* ASSIGNED TASK *
All of the records should be given again verbatim.
---- TASK DATA
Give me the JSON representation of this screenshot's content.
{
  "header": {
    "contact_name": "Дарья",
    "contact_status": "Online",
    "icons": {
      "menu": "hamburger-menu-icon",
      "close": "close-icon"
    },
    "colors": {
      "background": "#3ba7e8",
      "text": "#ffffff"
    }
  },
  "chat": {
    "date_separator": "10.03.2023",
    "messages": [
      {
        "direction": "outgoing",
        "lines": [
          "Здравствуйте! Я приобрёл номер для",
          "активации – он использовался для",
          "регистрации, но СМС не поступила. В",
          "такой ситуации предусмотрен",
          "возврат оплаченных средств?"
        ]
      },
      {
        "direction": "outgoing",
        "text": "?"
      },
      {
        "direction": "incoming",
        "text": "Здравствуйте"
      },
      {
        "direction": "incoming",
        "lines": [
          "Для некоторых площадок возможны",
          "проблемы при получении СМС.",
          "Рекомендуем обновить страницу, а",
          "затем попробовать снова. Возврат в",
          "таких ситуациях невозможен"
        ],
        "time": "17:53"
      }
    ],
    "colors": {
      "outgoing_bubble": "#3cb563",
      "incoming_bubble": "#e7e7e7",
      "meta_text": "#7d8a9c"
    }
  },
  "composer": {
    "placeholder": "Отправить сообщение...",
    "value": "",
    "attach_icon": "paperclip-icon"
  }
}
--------
* REPLY TO THE EXERCISE *
Give me the JSON representation of this screenshot's content.
{
  "header": {
    "contact_name": "Дарья",
    "contact_status": "Online",
    "icons": {
      "menu": "hamburger-menu-icon",
      "close": "close-icon"
    },
    "colors": {
      "background": "#3ba7e8",
      "text": "#ffffff"
    }
  },
  "chat": {
    "date_separator": "10.03.2023",
    "messages": [
      {
        "direction": "outgoing",
        "lines": [
          "Здравствуйте! Я приобрёл номер для",
          "активации – он использовался для",
          "регистрации, но СМС не поступила. В",
          "такой ситуации предусмотрен",
          "возврат оплаченных средств?"
        ]
      },
      {
        "direction": "outgoing",
        "text": "?"
      },
      {
        "direction": "incoming",
        "text": "Здравствуйте"
      },
      {
        "direction": "incoming",
        "lines": [
          "Для некоторых площадок возможны",
          "проблемы при получении СМС.",
          "Рекомендуем обновить страницу, а",
          "затем попробовать снова. Возврат в",
          "таких ситуациях невозможен"
        ],
        "time": "17:53"
      }
    ],
    "colors": {
      "outgoing_bubble": "#3cb563",
      "incoming_bubble": "#e7e7e7",
      "meta_text": "#7d8a9c"
    }
  },
  "composer": {
    "placeholder": "Отправить сообщение...",
    "value": "",
    "attach_icon": "paperclip-icon"
  }
}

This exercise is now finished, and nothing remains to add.